Midweek Thought #1
“What can we gain by sailing to the moon if we are not able to cross the abyss that separates us from ourselves? This is the most important of all voyages of discovery, and without it all the rest are not only useless but disastrous.”
― Thomas Merton
Merton challenges us to look inside of ourselves with great introspection that allows us to see ourselves as God and others see us. Many times we are shocked by the comment of a loved one or friend about something we have said or done. Our first reaction may be to say that we are misunderstood, but we will never really understand until we pause and take a deep look at ourselves.God sees in us what we cannot see in ourselves. The creator made us in his image and likeness with the knowledge that we would never live up to our full potential. Too often we hide behind our accomplishments and never take that voyage to the most difficult destination of all – our true self. Merton reminds us of this, but how do we begin that scary voyage? Let me suggest a few possibilities.

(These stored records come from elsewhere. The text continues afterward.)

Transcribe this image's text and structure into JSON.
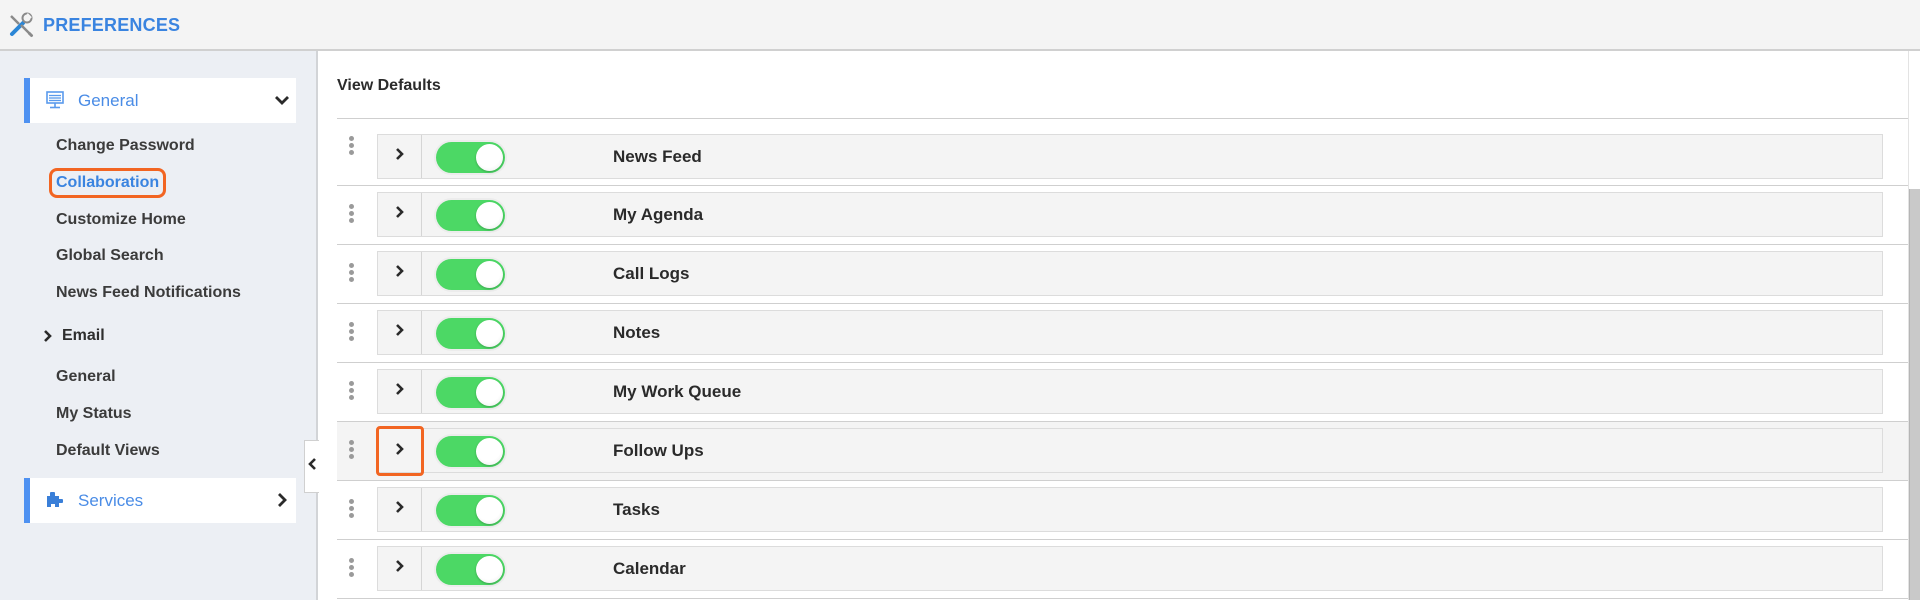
{
  "header": {
    "title": "PREFERENCES",
    "icon": "tools-icon"
  },
  "sidebar": {
    "sections": [
      {
        "label": "General",
        "icon": "monitor-icon",
        "expanded": true,
        "chevron": "chevron-down-icon",
        "items": [
          {
            "label": "Change Password",
            "active": false
          },
          {
            "label": "Collaboration",
            "active": true
          },
          {
            "label": "Customize Home",
            "active": false
          },
          {
            "label": "Global Search",
            "active": false
          },
          {
            "label": "News Feed Notifications",
            "active": false
          }
        ],
        "groups": [
          {
            "label": "Email",
            "chevron": "chevron-right-icon",
            "expanded": false
          }
        ],
        "items_after": [
          {
            "label": "General",
            "active": false
          },
          {
            "label": "My Status",
            "active": false
          },
          {
            "label": "Default Views",
            "active": false
          }
        ]
      },
      {
        "label": "Services",
        "icon": "puzzle-icon",
        "expanded": false,
        "chevron": "chevron-right-icon"
      }
    ],
    "collapse_icon": "chevron-left-icon"
  },
  "main": {
    "title": "View Defaults",
    "rows": [
      {
        "label": "News Feed",
        "enabled": true,
        "focused": false
      },
      {
        "label": "My Agenda",
        "enabled": true,
        "focused": false
      },
      {
        "label": "Call Logs",
        "enabled": true,
        "focused": false
      },
      {
        "label": "Notes",
        "enabled": true,
        "focused": false
      },
      {
        "label": "My Work Queue",
        "enabled": true,
        "focused": false
      },
      {
        "label": "Follow Ups",
        "enabled": true,
        "focused": true
      },
      {
        "label": "Tasks",
        "enabled": true,
        "focused": false
      },
      {
        "label": "Calendar",
        "enabled": true,
        "focused": false
      }
    ]
  },
  "colors": {
    "accent": "#3a84e0",
    "section_bar": "#4e91f1",
    "toggle_on": "#4cd865",
    "highlight_outline": "#f26522",
    "sidebar_bg": "#eceff4",
    "row_bg": "#f4f4f4"
  }
}
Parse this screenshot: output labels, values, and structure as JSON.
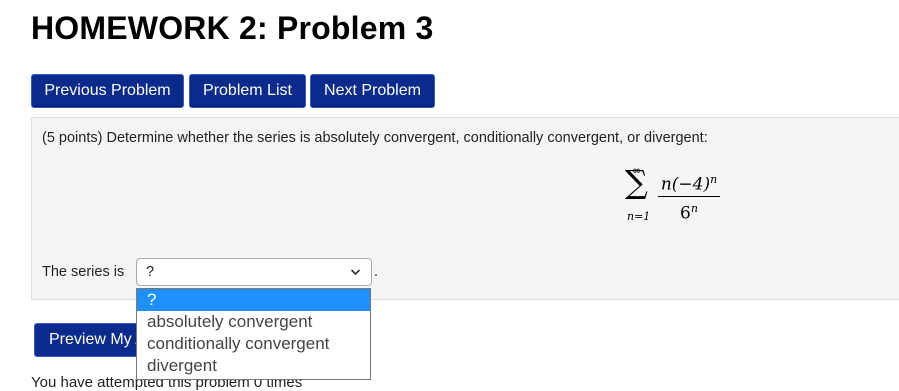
{
  "page": {
    "title": "HOMEWORK 2: Problem 3"
  },
  "nav": {
    "previous_label": "Previous Problem",
    "list_label": "Problem List",
    "next_label": "Next Problem"
  },
  "problem": {
    "prompt": "(5 points) Determine whether the series is absolutely convergent, conditionally convergent, or divergent:",
    "series": {
      "upper_limit": "∞",
      "lower_limit": "n=1",
      "numerator_base": "n(−4)",
      "numerator_exp": "n",
      "denominator_base": "6",
      "denominator_exp": "n"
    },
    "answer_label": "The series is",
    "selected_value": "?",
    "trailing_period": "."
  },
  "dropdown": {
    "options": [
      "?",
      "absolutely convergent",
      "conditionally convergent",
      "divergent"
    ],
    "highlighted_index": 0
  },
  "footer": {
    "preview_label": "Preview My Answers",
    "attempts_text": "You have attempted this problem 0 times"
  },
  "colors": {
    "button_bg": "#0a2a8c",
    "panel_bg": "#f4f4f4",
    "highlight": "#1e90ff"
  },
  "icons": {
    "select_arrow": "chevron-down-icon"
  }
}
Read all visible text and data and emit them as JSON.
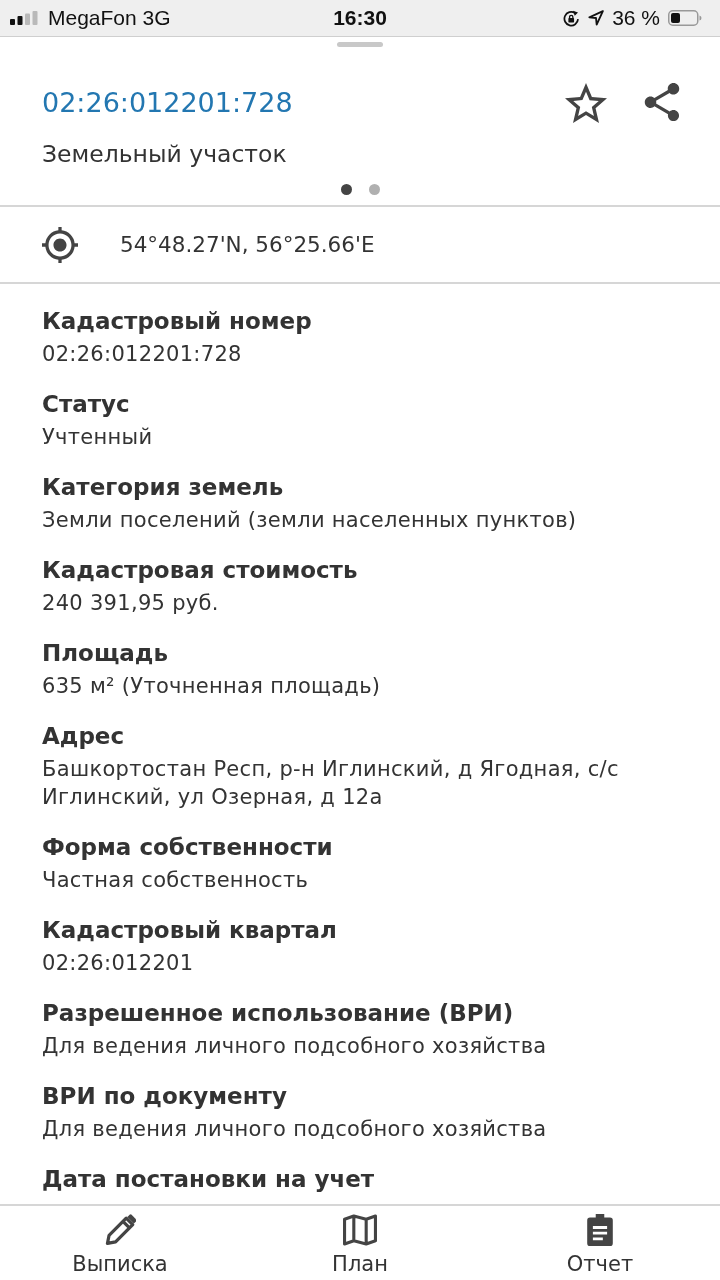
{
  "status_bar": {
    "carrier": "MegaFon 3G",
    "time": "16:30",
    "battery": "36 %"
  },
  "header": {
    "title": "02:26:012201:728",
    "subtitle": "Земельный участок",
    "pages": [
      {
        "selected": true
      },
      {
        "selected": false
      }
    ]
  },
  "location": {
    "coordinates": "54°48.27'N, 56°25.66'E"
  },
  "fields": [
    {
      "label": "Кадастровый номер",
      "value": "02:26:012201:728"
    },
    {
      "label": "Статус",
      "value": "Учтенный"
    },
    {
      "label": "Категория земель",
      "value": "Земли поселений (земли населенных пунктов)"
    },
    {
      "label": "Кадастровая стоимость",
      "value": "240 391,95 руб."
    },
    {
      "label": "Площадь",
      "value": "635 м² (Уточненная площадь)"
    },
    {
      "label": "Адрес",
      "value": "Башкортостан Респ, р-н Иглинский, д Ягодная, с/с Иглинский, ул Озерная, д 12а"
    },
    {
      "label": "Форма собственности",
      "value": "Частная собственность"
    },
    {
      "label": "Кадастровый квартал",
      "value": "02:26:012201"
    },
    {
      "label": "Разрешенное использование (ВРИ)",
      "value": "Для ведения личного подсобного хозяйства"
    },
    {
      "label": "ВРИ по документу",
      "value": "Для ведения личного подсобного хозяйства"
    },
    {
      "label": "Дата постановки на учет"
    }
  ],
  "tab_bar": {
    "items": [
      {
        "label": "Выписка"
      },
      {
        "label": "План"
      },
      {
        "label": "Отчет"
      }
    ]
  }
}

Learn to sit quietly in the presence of God.
Learn to say, “I was wrong.”
Learn to value others more than yourself.
These three possibilities are not a silver bullet to finding our true selves but some tools that will drive us deeper into that uncharted territory that lies within all of us. As we venture deeper into ourselves, God will give us the wisdom and courage to confront the bad and the joy of the discovery of the good. Remember, the image of God is imprinted in our DNA, and it is the desire of God that it come out. Spend some time today pondering the possibility that that image can emerge and I know God will bless you.
One nun came to Blessed Sarah and said to her: Pray for me, my lady. – The blessed one said to her: Neither will I have mercy on you nor will God unless you have mercy on yourself, fulfilling the virtues as the Fathers have commanded us.
——-Amma Sarah of the Desert
Forgiveness is the act of pardoning an offender. In the Bible, the Greek word translated “forgiveness” literally means “to let go,” as when a person does not demand payment for a debt. Jesus used this comparison when he taught his followers to pray: “Forgive us our sins, for we ourselves also forgive everyone who is in debt to us.” (Luke 11:4) Likewise, in his parable of the unmerciful slave, Jesus compared forgiveness with canceling a debt.—Matthew 18:23-35.
We forgive others when we let go of resentment and give up any claim to be compensated for the hurt or loss we have suffered. The Bible teaches that unselfish love is the basis for true forgiveness, since love “does not keep account of the injury.”—1 Corinthians 13:4, 5.
The ability to forgive yourself is key to your psychological well-being. Unforgiveness of self causes a wide range of problems. Suicide, addictions and depression are just a few of the many things associated with self-condemnation. Psychologists struggle to develop creative ways to address this issue. Many suffer from a lack of awareness of their problem with this issue. Behavioral professionals, religious and irreligious, know the importance of self-forgiveness. Many corporate hours are spent in seminars that stress the necessity of learning the importance of forgiveness. This endeavor is tremendously costly for the corporate world.
Amma Sara knew about such forgiveness 1500 years ago, and said it was the place to start. God is a God of forgiveness and grace, and we must forgive ourselves in order to receive forgiveness. Our problem with self-forgiveness is that we don’t really believe in grace – that marvelous property of God that allows Him to forgive us even though we are most undeserving. Amma Sarah called the forgiving of ourselves a fulfillment of the virtues that were bestowed upon us by the Creator. Forgiveness, even of our own faults, is a virtue.
Lord, teach me to forgive others and to own forgiveness for myself. This ownership allows me to move forward. Lord allow me to set aside the crippling pain and shame that so possesses my life and move forward forgiving and forgiven.